Spider venom research has so far focused on a relatively narrow area. Now, a group of scientists in Switzerland has dug a little deeper to find out exactly how deadly it is.
Animal venom has long been used in medicine. While the industry used to focus on snake venom, spiders are now under intense examination.
The two types work in very different ways; snake venom targets the cardiovascular system, while spider venom aims for the nervous system.
Scientists already know that arachnid venom causes a breakdown in the function of ion channels. These channels must be able to open and close at specific times in order to control muscles and other critical bodily processes.
When spider venom enters a body, it disrupts the usual ion channel flow, resulting in paralysis and sometimes death. Focusing on the relationship between these channels and venom could be the ticket to a revolutionary new treatment.
Research into spider venom has been ongoing for the past few decades, but much of it has revolved around the effects of neurotoxins. This has contributed to the development of successful insecticides, but drug-related uses are still being investigated.
Venom's double hit
Using spider venom to treat diseases of the human nervous system requires a deeper understanding of the venom's components. A new study from the University of Bern's Institute of Ecology and Evolution (IEE), in Switzerland, combines years of such research to prove just how complex the venom really is.
The venom of Cupiennius salei — more commonly known as the tiger wandering spider — is the study's prime focus. It is a relatively large spider with a leg span of around 10 centimeters and is usually found in Central America. When it catches prey, it does so by ambushing and releasing venom, rather than spinning a web.

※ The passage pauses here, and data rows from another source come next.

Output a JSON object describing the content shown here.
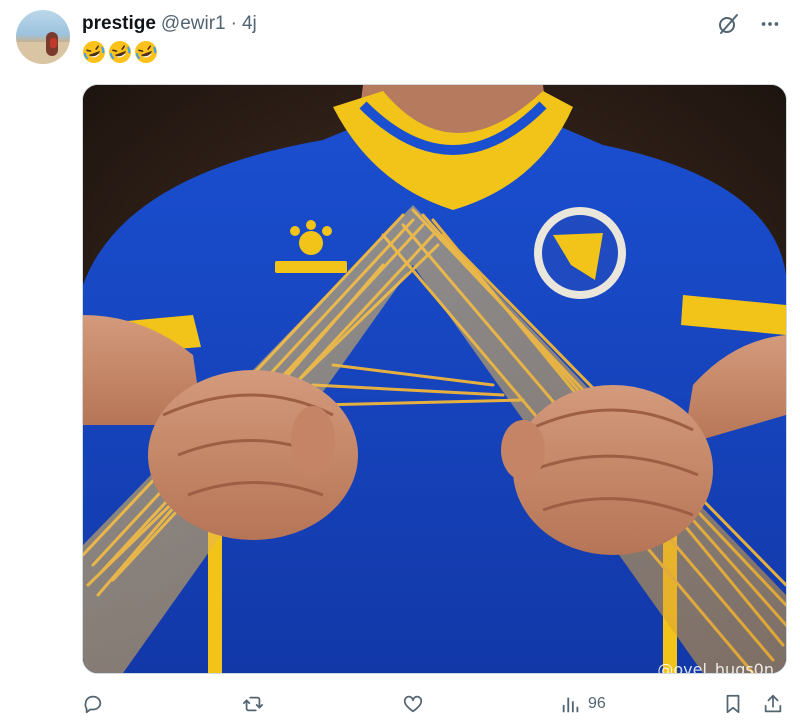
{
  "tweet": {
    "author_name": "prestige",
    "handle": "@ewir1",
    "separator": "·",
    "time": "4j",
    "emoji_text": "🤣🤣🤣",
    "watermark": "@ovel_hugs0n"
  },
  "actions": {
    "reply": {
      "icon": "reply-icon"
    },
    "retweet": {
      "icon": "retweet-icon"
    },
    "like": {
      "icon": "heart-icon"
    },
    "views": {
      "icon": "views-icon",
      "count": "96"
    },
    "bookmark": {
      "icon": "bookmark-icon"
    },
    "share": {
      "icon": "share-icon"
    }
  },
  "header_icons": [
    "grok-icon",
    "more-icon"
  ],
  "colors": {
    "text": "#0f1419",
    "muted": "#536471",
    "shirt_blue": "#1747c4",
    "shirt_yellow": "#f2c318",
    "pasta": "#e8b544",
    "skin": "#c98b6c"
  }
}
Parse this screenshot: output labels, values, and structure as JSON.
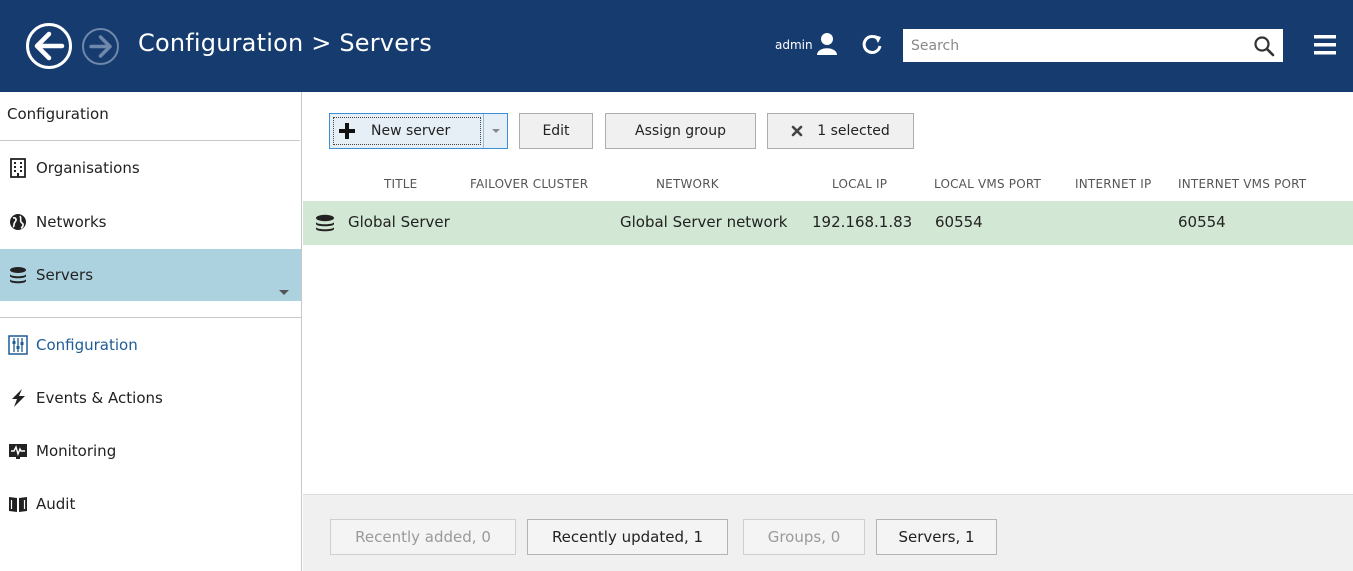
{
  "header": {
    "title": "Configuration > Servers",
    "user": "admin",
    "search_placeholder": "Search"
  },
  "sidebar": {
    "heading": "Configuration",
    "top_items": [
      {
        "label": "Organisations",
        "icon": "building-icon"
      },
      {
        "label": "Networks",
        "icon": "globe-icon"
      },
      {
        "label": "Servers",
        "icon": "server-stack-icon",
        "active": true
      }
    ],
    "bottom_items": [
      {
        "label": "Configuration",
        "icon": "sliders-icon",
        "active": true
      },
      {
        "label": "Events & Actions",
        "icon": "lightning-icon"
      },
      {
        "label": "Monitoring",
        "icon": "monitor-pulse-icon"
      },
      {
        "label": "Audit",
        "icon": "book-icon"
      }
    ]
  },
  "toolbar": {
    "new_server": "New server",
    "edit": "Edit",
    "assign_group": "Assign group",
    "selected": "1 selected"
  },
  "table": {
    "columns": [
      "TITLE",
      "FAILOVER CLUSTER",
      "NETWORK",
      "LOCAL IP",
      "LOCAL VMS PORT",
      "INTERNET IP",
      "INTERNET VMS PORT"
    ],
    "rows": [
      {
        "title": "Global Server",
        "failover_cluster": "",
        "network": "Global Server network",
        "local_ip": "192.168.1.83",
        "local_vms_port": "60554",
        "internet_ip": "",
        "internet_vms_port": "60554",
        "selected": true
      }
    ]
  },
  "footer": {
    "tabs": [
      {
        "label": "Recently added, 0",
        "enabled": false
      },
      {
        "label": "Recently updated, 1",
        "enabled": true
      },
      {
        "label": "Groups, 0",
        "enabled": false
      },
      {
        "label": "Servers, 1",
        "enabled": true
      }
    ]
  },
  "colors": {
    "header_bg": "#153b6f",
    "active_item_bg": "#acd2df",
    "selected_row_bg": "#d2e8d4",
    "active_sub_text": "#1f5b96"
  }
}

In the study, published in Toxins, researchers looked at how the venom's various ingredients interact to paralyze prey. They call it the dual prey-inactivation strategy, so named for the two parts that make up the process.
One part is decidedly neurotoxic, and the other part aims to disturb stability within the body. "Both parts of the strategy interact very closely," explains lead study author Lucia Kuhn-Nentwig, Ph.D.
"The venom targets not only the muscles and the nervous system of the prey — the internal homeostasis, the physiological balance of an organism, is also disrupted by the blockade of ion channels and various metabolic pathways."
Lucia Kuhn-Nentwig, Ph.D.
In short, the neurotoxins target muscles and the nervous system, resulting in paralysis. Tissue death allows the venom to spread throughout the body, while the metabolic part causes a blood sugar spike, leading to significant damage to bodily functions.
Kuhn-Nentwig describes this particular spider's venom strategy as "very effective. [It] reduces the risk of the spider losing the prey, as well as the risk of potential prey developing a resistance to spider venom in the long run."
More than just a toxin
But the researchers weren't done there. To further understand the deadliness of the spider's venom, the IEE scientists studied every single RNA molecule found in the venom glands. They discovered that a protein called alpha-amylase was the main protein in the venom.
"Based on this, we were in a position to understand the existence of many other peptides and proteins contributing to the toxic effect of spider venom," Kuhn-Nentwig states.
Summing up the team's conclusions, she notes, "Spider venom is more than just a toxin — it is an entire armada of substances that attack, paralyze, and kill an organism in a maximum of many different ways."
Insight into how a nontoxic element develops into a toxic one may support the future medicinal use of spider venom. Scientists believe that the venom strategy used by the tiger wandering spider is also used by the majority of other spider species, making this discovery even more important.